WHAT IS BEING ASKED
Every record here needs to be written out again exactly.

DATA SUPPLIED
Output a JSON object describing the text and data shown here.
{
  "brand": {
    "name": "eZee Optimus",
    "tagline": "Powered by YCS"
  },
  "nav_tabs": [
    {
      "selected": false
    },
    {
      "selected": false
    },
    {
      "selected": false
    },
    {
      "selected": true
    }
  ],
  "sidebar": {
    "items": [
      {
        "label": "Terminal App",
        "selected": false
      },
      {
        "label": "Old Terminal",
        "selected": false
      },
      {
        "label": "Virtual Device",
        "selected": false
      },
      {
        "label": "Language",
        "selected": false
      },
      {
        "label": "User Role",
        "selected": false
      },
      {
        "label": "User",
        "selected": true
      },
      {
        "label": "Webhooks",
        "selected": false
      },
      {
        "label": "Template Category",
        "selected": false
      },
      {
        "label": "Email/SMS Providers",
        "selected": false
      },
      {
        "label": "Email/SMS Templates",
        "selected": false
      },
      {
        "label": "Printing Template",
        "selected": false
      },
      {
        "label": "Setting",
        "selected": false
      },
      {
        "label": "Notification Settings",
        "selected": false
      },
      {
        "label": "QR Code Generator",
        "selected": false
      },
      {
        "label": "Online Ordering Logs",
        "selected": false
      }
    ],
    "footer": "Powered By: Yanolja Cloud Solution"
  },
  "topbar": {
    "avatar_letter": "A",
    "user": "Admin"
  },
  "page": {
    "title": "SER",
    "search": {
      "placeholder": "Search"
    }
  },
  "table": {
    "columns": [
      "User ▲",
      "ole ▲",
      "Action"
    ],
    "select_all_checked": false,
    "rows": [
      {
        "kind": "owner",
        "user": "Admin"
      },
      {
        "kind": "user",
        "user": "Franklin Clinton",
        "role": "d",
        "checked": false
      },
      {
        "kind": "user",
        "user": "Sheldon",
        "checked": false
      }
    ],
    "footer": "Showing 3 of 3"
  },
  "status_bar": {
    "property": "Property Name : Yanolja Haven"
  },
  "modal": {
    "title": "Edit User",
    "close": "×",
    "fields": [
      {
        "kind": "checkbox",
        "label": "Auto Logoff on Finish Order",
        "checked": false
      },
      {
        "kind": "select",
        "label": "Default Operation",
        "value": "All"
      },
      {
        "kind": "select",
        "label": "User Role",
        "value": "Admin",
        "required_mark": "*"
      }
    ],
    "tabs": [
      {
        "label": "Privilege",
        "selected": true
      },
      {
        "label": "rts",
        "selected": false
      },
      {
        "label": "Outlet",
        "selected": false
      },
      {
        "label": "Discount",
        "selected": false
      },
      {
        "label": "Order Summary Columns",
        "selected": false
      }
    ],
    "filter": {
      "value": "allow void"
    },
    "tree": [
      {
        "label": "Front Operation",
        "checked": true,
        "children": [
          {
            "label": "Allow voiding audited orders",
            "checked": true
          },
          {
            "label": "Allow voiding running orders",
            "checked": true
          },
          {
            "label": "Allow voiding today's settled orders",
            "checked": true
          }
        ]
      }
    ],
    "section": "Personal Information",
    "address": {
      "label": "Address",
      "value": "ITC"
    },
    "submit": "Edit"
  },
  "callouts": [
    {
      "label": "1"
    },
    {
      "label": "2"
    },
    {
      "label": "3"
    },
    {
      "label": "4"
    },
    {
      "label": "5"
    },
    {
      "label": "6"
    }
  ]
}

ANSWER BELOW
Output a JSON object describing the text and data shown here.
{
  "brand": {
    "name": "eZee Optimus",
    "tagline": "Powered by YCS"
  },
  "nav_tabs": [
    {
      "selected": false
    },
    {
      "selected": false
    },
    {
      "selected": false
    },
    {
      "selected": true
    }
  ],
  "sidebar": {
    "items": [
      {
        "label": "Terminal App",
        "selected": false
      },
      {
        "label": "Old Terminal",
        "selected": false
      },
      {
        "label": "Virtual Device",
        "selected": false
      },
      {
        "label": "Language",
        "selected": false
      },
      {
        "label": "User Role",
        "selected": false
      },
      {
        "label": "User",
        "selected": true
      },
      {
        "label": "Webhooks",
        "selected": false
      },
      {
        "label": "Template Category",
        "selected": false
      },
      {
        "label": "Email/SMS Providers",
        "selected": false
      },
      {
        "label": "Email/SMS Templates",
        "selected": false
      },
      {
        "label": "Printing Template",
        "selected": false
      },
      {
        "label": "Setting",
        "selected": false
      },
      {
        "label": "Notification Settings",
        "selected": false
      },
      {
        "label": "QR Code Generator",
        "selected": false
      },
      {
        "label": "Online Ordering Logs",
        "selected": false
      }
    ],
    "footer": "Powered By: Yanolja Cloud Solution"
  },
  "topbar": {
    "avatar_letter": "A",
    "user": "Admin"
  },
  "page": {
    "title": "SER",
    "search": {
      "placeholder": "Search"
    }
  },
  "table": {
    "columns": [
      "User ▲",
      "ole ▲",
      "Action"
    ],
    "select_all_checked": false,
    "rows": [
      {
        "kind": "owner",
        "user": "Admin"
      },
      {
        "kind": "user",
        "user": "Franklin Clinton",
        "role": "d",
        "checked": false
      },
      {
        "kind": "user",
        "user": "Sheldon",
        "checked": false
      }
    ],
    "footer": "Showing 3 of 3"
  },
  "status_bar": {
    "property": "Property Name : Yanolja Haven"
  },
  "modal": {
    "title": "Edit User",
    "close": "×",
    "fields": [
      {
        "kind": "checkbox",
        "label": "Auto Logoff on Finish Order",
        "checked": false
      },
      {
        "kind": "select",
        "label": "Default Operation",
        "value": "All"
      },
      {
        "kind": "select",
        "label": "User Role",
        "value": "Admin",
        "required_mark": "*"
      }
    ],
    "tabs": [
      {
        "label": "Privilege",
        "selected": true
      },
      {
        "label": "rts",
        "selected": false
      },
      {
        "label": "Outlet",
        "selected": false
      },
      {
        "label": "Discount",
        "selected": false
      },
      {
        "label": "Order Summary Columns",
        "selected": false
      }
    ],
    "filter": {
      "value": "allow void"
    },
    "tree": [
      {
        "label": "Front Operation",
        "checked": true,
        "children": [
          {
            "label": "Allow voiding audited orders",
            "checked": true
          },
          {
            "label": "Allow voiding running orders",
            "checked": true
          },
          {
            "label": "Allow voiding today's settled orders",
            "checked": true
          }
        ]
      }
    ],
    "section": "Personal Information",
    "address": {
      "label": "Address",
      "value": "ITC"
    },
    "submit": "Edit"
  },
  "callouts": [
    {
      "label": "1"
    },
    {
      "label": "2"
    },
    {
      "label": "3"
    },
    {
      "label": "4"
    },
    {
      "label": "5"
    },
    {
      "label": "6"
    }
  ]
}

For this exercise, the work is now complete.